Homily 25th Sunday Ordinary Time Cycle C September 22, 2019

And since all of us are servants, servants for Christ, we cannot serve two masters. Stop trying to perform the impossible, the unreachable, the unattainable, the unwanted situations in life that do great damage to the human soul at the end of the day.

               We cannot serve both God and cheating. We cannot God and greed. We cannot serve God and infidelity. We cannot both God and selfishness. We cannot God and a false human brand of marriage that more and more Christians have no issue with, while God continues to be insulted. We cannot serve both God and Planned Parenthood, as they continue to treat the beautiful gift of human life as easily disposable, and then sell parts of it for a little extra mammon. We cannot serve both God and a sports team, or Sunday morning sports, or yelling at the television. But we can serve God and enjoy any sports in a healthy context.

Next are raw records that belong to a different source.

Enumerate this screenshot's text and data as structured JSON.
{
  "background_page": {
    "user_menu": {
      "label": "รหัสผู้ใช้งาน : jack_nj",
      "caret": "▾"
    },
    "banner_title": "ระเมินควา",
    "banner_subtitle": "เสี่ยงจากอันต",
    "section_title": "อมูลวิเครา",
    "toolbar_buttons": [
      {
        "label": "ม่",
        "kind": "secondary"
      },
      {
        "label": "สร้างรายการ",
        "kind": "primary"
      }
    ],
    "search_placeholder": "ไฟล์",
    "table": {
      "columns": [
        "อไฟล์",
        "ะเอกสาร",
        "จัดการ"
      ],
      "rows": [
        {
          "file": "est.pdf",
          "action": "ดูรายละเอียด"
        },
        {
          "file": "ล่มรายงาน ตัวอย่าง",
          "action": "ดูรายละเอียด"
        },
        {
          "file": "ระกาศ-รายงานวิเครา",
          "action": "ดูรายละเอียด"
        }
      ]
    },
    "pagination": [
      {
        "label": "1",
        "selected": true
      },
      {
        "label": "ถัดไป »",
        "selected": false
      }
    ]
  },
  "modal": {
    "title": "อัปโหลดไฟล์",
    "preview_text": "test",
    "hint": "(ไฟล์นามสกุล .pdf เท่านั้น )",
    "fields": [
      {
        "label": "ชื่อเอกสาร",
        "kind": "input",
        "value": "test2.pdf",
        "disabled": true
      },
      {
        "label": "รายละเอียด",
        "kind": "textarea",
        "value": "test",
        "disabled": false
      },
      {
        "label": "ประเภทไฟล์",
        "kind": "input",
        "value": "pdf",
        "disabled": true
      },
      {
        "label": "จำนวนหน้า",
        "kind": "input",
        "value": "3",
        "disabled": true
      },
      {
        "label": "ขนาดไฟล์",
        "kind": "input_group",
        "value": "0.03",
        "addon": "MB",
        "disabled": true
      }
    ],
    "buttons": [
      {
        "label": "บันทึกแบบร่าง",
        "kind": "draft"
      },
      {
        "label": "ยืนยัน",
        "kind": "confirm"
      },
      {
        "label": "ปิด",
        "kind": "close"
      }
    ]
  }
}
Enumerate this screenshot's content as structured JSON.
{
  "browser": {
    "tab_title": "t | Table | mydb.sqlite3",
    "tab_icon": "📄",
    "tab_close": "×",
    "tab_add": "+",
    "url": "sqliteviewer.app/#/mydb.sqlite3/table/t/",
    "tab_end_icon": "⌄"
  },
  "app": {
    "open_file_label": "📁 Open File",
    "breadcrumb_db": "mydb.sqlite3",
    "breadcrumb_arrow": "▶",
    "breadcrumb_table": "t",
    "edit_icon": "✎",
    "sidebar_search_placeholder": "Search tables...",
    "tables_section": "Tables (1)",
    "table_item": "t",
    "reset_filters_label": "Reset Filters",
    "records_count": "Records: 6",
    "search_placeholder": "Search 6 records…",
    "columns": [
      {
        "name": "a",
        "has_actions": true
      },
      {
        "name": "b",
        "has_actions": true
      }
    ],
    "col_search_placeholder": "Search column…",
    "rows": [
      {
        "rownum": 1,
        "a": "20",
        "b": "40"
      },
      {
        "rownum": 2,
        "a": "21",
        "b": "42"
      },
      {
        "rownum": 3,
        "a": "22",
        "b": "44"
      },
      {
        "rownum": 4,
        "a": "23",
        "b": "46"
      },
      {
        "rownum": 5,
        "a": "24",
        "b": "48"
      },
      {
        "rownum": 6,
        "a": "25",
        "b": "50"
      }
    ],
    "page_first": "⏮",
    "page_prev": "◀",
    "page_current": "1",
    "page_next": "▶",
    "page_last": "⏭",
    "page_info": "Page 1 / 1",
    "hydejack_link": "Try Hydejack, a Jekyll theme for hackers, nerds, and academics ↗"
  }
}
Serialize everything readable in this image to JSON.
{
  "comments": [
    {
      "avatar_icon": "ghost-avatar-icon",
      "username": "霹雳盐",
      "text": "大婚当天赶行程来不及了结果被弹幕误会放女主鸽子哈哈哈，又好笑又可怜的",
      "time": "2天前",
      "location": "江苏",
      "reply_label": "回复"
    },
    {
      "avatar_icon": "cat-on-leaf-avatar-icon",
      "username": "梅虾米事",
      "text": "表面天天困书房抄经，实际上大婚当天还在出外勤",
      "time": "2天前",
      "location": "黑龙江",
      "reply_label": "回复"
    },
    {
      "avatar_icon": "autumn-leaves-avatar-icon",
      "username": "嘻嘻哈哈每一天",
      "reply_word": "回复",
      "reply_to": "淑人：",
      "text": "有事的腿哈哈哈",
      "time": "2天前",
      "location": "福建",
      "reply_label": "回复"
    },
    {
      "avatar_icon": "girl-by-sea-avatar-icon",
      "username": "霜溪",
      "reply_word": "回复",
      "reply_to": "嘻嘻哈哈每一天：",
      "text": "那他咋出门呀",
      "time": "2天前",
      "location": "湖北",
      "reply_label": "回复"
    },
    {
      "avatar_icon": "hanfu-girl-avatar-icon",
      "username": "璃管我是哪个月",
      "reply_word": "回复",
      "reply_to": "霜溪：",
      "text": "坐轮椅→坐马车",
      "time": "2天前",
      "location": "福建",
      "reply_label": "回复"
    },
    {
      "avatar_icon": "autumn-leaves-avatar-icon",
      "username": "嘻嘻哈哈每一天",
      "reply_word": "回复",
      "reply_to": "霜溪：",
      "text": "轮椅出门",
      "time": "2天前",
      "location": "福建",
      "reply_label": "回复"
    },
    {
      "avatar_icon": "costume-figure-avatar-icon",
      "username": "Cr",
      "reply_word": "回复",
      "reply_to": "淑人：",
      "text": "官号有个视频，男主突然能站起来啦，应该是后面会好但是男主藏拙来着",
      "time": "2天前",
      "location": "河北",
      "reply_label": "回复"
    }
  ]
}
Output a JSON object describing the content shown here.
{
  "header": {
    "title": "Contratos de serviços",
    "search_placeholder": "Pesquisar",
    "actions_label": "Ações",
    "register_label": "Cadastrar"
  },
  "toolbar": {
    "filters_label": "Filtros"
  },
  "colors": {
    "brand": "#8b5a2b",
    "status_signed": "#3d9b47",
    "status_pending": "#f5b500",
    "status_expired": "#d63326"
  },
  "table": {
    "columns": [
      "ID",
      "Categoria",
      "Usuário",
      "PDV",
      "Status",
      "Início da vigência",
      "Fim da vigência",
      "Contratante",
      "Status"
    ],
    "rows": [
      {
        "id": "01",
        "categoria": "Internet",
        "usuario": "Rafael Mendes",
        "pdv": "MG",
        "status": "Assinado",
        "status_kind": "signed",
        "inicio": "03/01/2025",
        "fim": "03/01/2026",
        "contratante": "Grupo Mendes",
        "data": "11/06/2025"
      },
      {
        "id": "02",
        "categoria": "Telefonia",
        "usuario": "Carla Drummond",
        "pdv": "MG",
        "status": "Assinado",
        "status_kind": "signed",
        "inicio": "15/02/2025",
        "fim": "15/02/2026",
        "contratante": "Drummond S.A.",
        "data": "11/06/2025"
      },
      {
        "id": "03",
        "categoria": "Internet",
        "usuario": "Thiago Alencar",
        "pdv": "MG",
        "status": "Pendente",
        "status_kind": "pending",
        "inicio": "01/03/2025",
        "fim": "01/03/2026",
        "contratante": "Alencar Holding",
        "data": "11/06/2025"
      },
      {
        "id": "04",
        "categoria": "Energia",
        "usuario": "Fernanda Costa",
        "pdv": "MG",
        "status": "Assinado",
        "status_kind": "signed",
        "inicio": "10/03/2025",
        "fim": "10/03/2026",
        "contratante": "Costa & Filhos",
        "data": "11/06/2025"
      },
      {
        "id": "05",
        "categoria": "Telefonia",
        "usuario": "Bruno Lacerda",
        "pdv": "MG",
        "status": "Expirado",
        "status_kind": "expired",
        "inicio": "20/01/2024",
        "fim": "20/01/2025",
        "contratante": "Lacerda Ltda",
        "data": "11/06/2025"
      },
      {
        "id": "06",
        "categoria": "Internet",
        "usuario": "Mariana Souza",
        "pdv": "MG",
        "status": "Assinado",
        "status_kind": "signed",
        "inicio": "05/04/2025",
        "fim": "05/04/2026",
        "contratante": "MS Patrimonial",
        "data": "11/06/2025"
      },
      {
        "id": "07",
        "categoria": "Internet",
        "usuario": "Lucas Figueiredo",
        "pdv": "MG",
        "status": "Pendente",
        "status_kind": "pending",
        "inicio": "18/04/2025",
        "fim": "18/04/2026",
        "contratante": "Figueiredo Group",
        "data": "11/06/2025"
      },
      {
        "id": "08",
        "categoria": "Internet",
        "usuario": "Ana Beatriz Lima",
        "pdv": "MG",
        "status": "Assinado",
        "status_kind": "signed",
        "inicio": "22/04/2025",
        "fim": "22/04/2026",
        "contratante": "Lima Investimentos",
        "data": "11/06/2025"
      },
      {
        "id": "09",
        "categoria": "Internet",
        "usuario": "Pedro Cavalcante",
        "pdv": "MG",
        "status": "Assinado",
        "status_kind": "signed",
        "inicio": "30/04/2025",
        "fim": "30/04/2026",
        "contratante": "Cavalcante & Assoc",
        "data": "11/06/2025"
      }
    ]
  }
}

               This is one of those parables Jesus tells to his disciples where at the end of it, either your head is spinning out of control, trying to figure out exactly what he’s saying, or, there’s a natural understanding in one’s heart that he’s teaching something rather simple. I prefer the simple interpretation. Such as, don’t place your politics and bank accounts beyond the reach of humbly kneeling before a merciful God who desires our prayer, prudence, and penance, and not our punishment.

               This parable, simply, points to the power of Divine forgiveness and the master’s willingness to let go of some debt owed to him, rather than hold that debt – that sin – against the foolish steward, which we all are at times. The foolishness of acting in a manner that is unworthy of the master’s compassion is reversed by the steward – us – acting prudently on behalf of the master, and not oneself.

This parable is like a semi-conversion story, where the steward realizes he’s in some very deep do-do because of his intentional waywardness. The line in the sand has been crossed. The wall has been hit hard. He’s in trouble, and he knows there’s no place where he can go that will take him beyond the reach of God. There’s nowhere in this created world, even to the farthest ends of the universe, where God will not see us. Beautiful Psalm 139. Read it please. “O where can I go from your spirit, or where can I flee from your face? If I climb to the heavens you are there. If I lie in the grave you are there.”

               The steward has nowhere to go. Nowhere to hide form the Master, the Savior. And neither do we. So the steward’s best bet, coming to his senses like the Prodigal Son, is to give in, somewhat. It reminds of St. Augustine’s famous quip, “Lord, make me chaste, but not yet.” The steward becomes prudent instead of greedy; In his fear he says, “I’ll do something in favor of my master instead of against him before my master does something to me. I’ll beat him to the punch, and hopefully avoid his punch.”

               The good news is the turning away, at least momentarily, from serving himself in greed, and serving the goodness of his master. I suspect that’s a continuous temptation for many of us…where the blessings and the temptations of a passing world can override being a faithful, humble servant to Christ on his terms. And representing our Lord with truth and accuracy. Prudent acts are required on our part, be they spiritual or physical, to allow God’s grace to carry us back to a better place where we stand before the Master.

               Interestingly, the master in the parable admires and commends the semi-conversion of his unfaithful steward. “Here’s your promissory note for 50 measures of olive oil, instead of 100 owed, which is better than zero collected.” You know what that is in the world of eternal thinking? That’s a recipe for Purgatory. The semi-conversion keeps us out of eternal damnation; H-E- Double Hockey Sticks. So the master here is okay – for now – with semi-conversion. The prudent acts of the steward on behalf of the master means the master doesn’t have to wipe out the steward. Because of mercy and compassion.

               This parable reveals very clearly that we have much to say about our final destination. However, in being servants for Christ, it’s okay to have some semi-conversions along the way over the years, as long as we don’t stay there. But not serving both God and mammon is a teaching from Jesus that calls us to full conversion.

               Full conversion to Christ is nothing short of maintaining a daily life of prayer; performing consistent works of mercy – from the sick to the poor; being faithful to the teachings of our Christian faith without watering them down, or trying to change the unchangeable. Full conversion to Christ incorporates the prudent act of reading about the lives of the Saints, and increasing in our lives the virtues in their lives that raised them to a holy Communion.

Full conversion to Christ, the only true master between God and men, must be grounded in the reception of the Sacraments of the Eucharist and Reconciliation. Many folks are satisfied with collecting promissory notes for 50 when 100 is available and owed to Christ.

               The steward in this parable is satisfied with Purgatory. Through God’s mercy and compassion, he has at least been saved for the moment through acts of prudence. Our goal is not Purgatory. Our goal is heaven, which means full conversion to Christ.